▶ WHAT IS REQUIRED: Write down every entry once more, exactly as it reads.

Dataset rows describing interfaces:
Start of Block

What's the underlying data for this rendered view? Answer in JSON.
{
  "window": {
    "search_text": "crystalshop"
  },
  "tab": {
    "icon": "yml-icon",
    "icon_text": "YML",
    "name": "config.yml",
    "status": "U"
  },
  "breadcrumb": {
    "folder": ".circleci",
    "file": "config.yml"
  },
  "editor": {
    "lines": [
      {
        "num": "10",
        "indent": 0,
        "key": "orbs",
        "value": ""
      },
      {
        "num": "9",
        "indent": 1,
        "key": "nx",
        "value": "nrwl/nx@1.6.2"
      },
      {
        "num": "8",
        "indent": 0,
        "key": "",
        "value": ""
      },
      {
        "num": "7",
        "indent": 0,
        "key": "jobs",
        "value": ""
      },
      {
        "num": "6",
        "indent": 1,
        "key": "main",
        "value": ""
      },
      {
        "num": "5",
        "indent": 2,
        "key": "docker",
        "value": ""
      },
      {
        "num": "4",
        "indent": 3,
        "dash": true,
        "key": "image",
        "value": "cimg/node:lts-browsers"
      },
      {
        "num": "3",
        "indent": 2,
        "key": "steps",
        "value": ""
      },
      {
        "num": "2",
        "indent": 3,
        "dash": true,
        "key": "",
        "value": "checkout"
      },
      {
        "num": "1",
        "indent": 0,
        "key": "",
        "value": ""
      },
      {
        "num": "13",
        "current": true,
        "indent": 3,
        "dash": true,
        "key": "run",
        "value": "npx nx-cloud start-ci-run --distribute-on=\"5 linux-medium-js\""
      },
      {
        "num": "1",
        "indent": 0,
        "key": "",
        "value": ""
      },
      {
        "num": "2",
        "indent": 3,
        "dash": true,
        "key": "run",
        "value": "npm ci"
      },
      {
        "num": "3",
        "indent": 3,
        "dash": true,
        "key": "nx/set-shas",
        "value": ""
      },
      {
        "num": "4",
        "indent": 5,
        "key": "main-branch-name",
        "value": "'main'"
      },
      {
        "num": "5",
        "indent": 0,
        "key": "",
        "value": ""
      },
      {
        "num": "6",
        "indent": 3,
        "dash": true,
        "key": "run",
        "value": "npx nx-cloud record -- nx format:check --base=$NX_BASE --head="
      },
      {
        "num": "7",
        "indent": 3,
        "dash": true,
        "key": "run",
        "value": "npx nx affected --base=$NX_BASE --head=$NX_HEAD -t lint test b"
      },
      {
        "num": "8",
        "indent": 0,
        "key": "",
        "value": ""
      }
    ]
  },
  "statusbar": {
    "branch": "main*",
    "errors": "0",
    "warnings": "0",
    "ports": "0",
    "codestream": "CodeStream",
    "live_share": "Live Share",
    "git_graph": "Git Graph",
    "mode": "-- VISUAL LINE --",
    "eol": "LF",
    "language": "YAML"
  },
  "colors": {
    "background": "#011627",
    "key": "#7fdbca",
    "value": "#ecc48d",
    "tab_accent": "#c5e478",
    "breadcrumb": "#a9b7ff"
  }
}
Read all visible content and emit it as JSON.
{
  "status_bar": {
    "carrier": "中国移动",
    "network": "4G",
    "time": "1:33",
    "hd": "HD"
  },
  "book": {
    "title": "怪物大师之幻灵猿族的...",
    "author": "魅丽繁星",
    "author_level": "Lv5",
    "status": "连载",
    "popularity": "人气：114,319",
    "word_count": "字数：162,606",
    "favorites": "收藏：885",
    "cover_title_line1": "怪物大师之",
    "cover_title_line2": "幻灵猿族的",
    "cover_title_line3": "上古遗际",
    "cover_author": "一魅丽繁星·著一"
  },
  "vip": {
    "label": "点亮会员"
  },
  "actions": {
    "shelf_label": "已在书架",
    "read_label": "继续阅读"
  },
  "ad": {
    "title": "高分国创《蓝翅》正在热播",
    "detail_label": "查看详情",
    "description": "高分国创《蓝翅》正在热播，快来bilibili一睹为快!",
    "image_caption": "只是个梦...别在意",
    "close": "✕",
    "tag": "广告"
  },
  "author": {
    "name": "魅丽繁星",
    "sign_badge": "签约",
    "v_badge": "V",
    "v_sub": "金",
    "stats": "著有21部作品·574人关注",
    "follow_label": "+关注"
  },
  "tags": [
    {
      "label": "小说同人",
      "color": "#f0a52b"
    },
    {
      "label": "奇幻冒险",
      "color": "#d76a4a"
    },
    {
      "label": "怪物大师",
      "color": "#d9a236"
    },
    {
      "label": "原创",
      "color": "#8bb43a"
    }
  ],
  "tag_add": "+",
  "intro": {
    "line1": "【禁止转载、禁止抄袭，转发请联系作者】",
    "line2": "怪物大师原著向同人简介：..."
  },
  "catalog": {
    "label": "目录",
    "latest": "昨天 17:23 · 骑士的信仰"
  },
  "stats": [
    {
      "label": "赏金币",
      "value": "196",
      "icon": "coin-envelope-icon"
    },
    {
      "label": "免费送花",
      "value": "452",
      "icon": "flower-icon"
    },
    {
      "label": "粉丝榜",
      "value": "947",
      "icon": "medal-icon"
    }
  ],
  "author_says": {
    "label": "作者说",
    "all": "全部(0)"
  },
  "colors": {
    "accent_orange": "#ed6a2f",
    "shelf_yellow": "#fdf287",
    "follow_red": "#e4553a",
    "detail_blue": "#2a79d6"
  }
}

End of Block

▶ SOLUTION TO THIS EXERCISE:
What's the underlying data for this rendered view? Answer in JSON.
{
  "window": {
    "search_text": "crystalshop"
  },
  "tab": {
    "icon": "yml-icon",
    "icon_text": "YML",
    "name": "config.yml",
    "status": "U"
  },
  "breadcrumb": {
    "folder": ".circleci",
    "file": "config.yml"
  },
  "editor": {
    "lines": [
      {
        "num": "10",
        "indent": 0,
        "key": "orbs",
        "value": ""
      },
      {
        "num": "9",
        "indent": 1,
        "key": "nx",
        "value": "nrwl/nx@1.6.2"
      },
      {
        "num": "8",
        "indent": 0,
        "key": "",
        "value": ""
      },
      {
        "num": "7",
        "indent": 0,
        "key": "jobs",
        "value": ""
      },
      {
        "num": "6",
        "indent": 1,
        "key": "main",
        "value": ""
      },
      {
        "num": "5",
        "indent": 2,
        "key": "docker",
        "value": ""
      },
      {
        "num": "4",
        "indent": 3,
        "dash": true,
        "key": "image",
        "value": "cimg/node:lts-browsers"
      },
      {
        "num": "3",
        "indent": 2,
        "key": "steps",
        "value": ""
      },
      {
        "num": "2",
        "indent": 3,
        "dash": true,
        "key": "",
        "value": "checkout"
      },
      {
        "num": "1",
        "indent": 0,
        "key": "",
        "value": ""
      },
      {
        "num": "13",
        "current": true,
        "indent": 3,
        "dash": true,
        "key": "run",
        "value": "npx nx-cloud start-ci-run --distribute-on=\"5 linux-medium-js\""
      },
      {
        "num": "1",
        "indent": 0,
        "key": "",
        "value": ""
      },
      {
        "num": "2",
        "indent": 3,
        "dash": true,
        "key": "run",
        "value": "npm ci"
      },
      {
        "num": "3",
        "indent": 3,
        "dash": true,
        "key": "nx/set-shas",
        "value": ""
      },
      {
        "num": "4",
        "indent": 5,
        "key": "main-branch-name",
        "value": "'main'"
      },
      {
        "num": "5",
        "indent": 0,
        "key": "",
        "value": ""
      },
      {
        "num": "6",
        "indent": 3,
        "dash": true,
        "key": "run",
        "value": "npx nx-cloud record -- nx format:check --base=$NX_BASE --head="
      },
      {
        "num": "7",
        "indent": 3,
        "dash": true,
        "key": "run",
        "value": "npx nx affected --base=$NX_BASE --head=$NX_HEAD -t lint test b"
      },
      {
        "num": "8",
        "indent": 0,
        "key": "",
        "value": ""
      }
    ]
  },
  "statusbar": {
    "branch": "main*",
    "errors": "0",
    "warnings": "0",
    "ports": "0",
    "codestream": "CodeStream",
    "live_share": "Live Share",
    "git_graph": "Git Graph",
    "mode": "-- VISUAL LINE --",
    "eol": "LF",
    "language": "YAML"
  },
  "colors": {
    "background": "#011627",
    "key": "#7fdbca",
    "value": "#ecc48d",
    "tab_accent": "#c5e478",
    "breadcrumb": "#a9b7ff"
  }
}
Read all visible content and emit it as JSON.
{
  "status_bar": {
    "carrier": "中国移动",
    "network": "4G",
    "time": "1:33",
    "hd": "HD"
  },
  "book": {
    "title": "怪物大师之幻灵猿族的...",
    "author": "魅丽繁星",
    "author_level": "Lv5",
    "status": "连载",
    "popularity": "人气：114,319",
    "word_count": "字数：162,606",
    "favorites": "收藏：885",
    "cover_title_line1": "怪物大师之",
    "cover_title_line2": "幻灵猿族的",
    "cover_title_line3": "上古遗际",
    "cover_author": "一魅丽繁星·著一"
  },
  "vip": {
    "label": "点亮会员"
  },
  "actions": {
    "shelf_label": "已在书架",
    "read_label": "继续阅读"
  },
  "ad": {
    "title": "高分国创《蓝翅》正在热播",
    "detail_label": "查看详情",
    "description": "高分国创《蓝翅》正在热播，快来bilibili一睹为快!",
    "image_caption": "只是个梦...别在意",
    "close": "✕",
    "tag": "广告"
  },
  "author": {
    "name": "魅丽繁星",
    "sign_badge": "签约",
    "v_badge": "V",
    "v_sub": "金",
    "stats": "著有21部作品·574人关注",
    "follow_label": "+关注"
  },
  "tags": [
    {
      "label": "小说同人",
      "color": "#f0a52b"
    },
    {
      "label": "奇幻冒险",
      "color": "#d76a4a"
    },
    {
      "label": "怪物大师",
      "color": "#d9a236"
    },
    {
      "label": "原创",
      "color": "#8bb43a"
    }
  ],
  "tag_add": "+",
  "intro": {
    "line1": "【禁止转载、禁止抄袭，转发请联系作者】",
    "line2": "怪物大师原著向同人简介：..."
  },
  "catalog": {
    "label": "目录",
    "latest": "昨天 17:23 · 骑士的信仰"
  },
  "stats": [
    {
      "label": "赏金币",
      "value": "196",
      "icon": "coin-envelope-icon"
    },
    {
      "label": "免费送花",
      "value": "452",
      "icon": "flower-icon"
    },
    {
      "label": "粉丝榜",
      "value": "947",
      "icon": "medal-icon"
    }
  ],
  "author_says": {
    "label": "作者说",
    "all": "全部(0)"
  },
  "colors": {
    "accent_orange": "#ed6a2f",
    "shelf_yellow": "#fdf287",
    "follow_red": "#e4553a",
    "detail_blue": "#2a79d6"
  }
}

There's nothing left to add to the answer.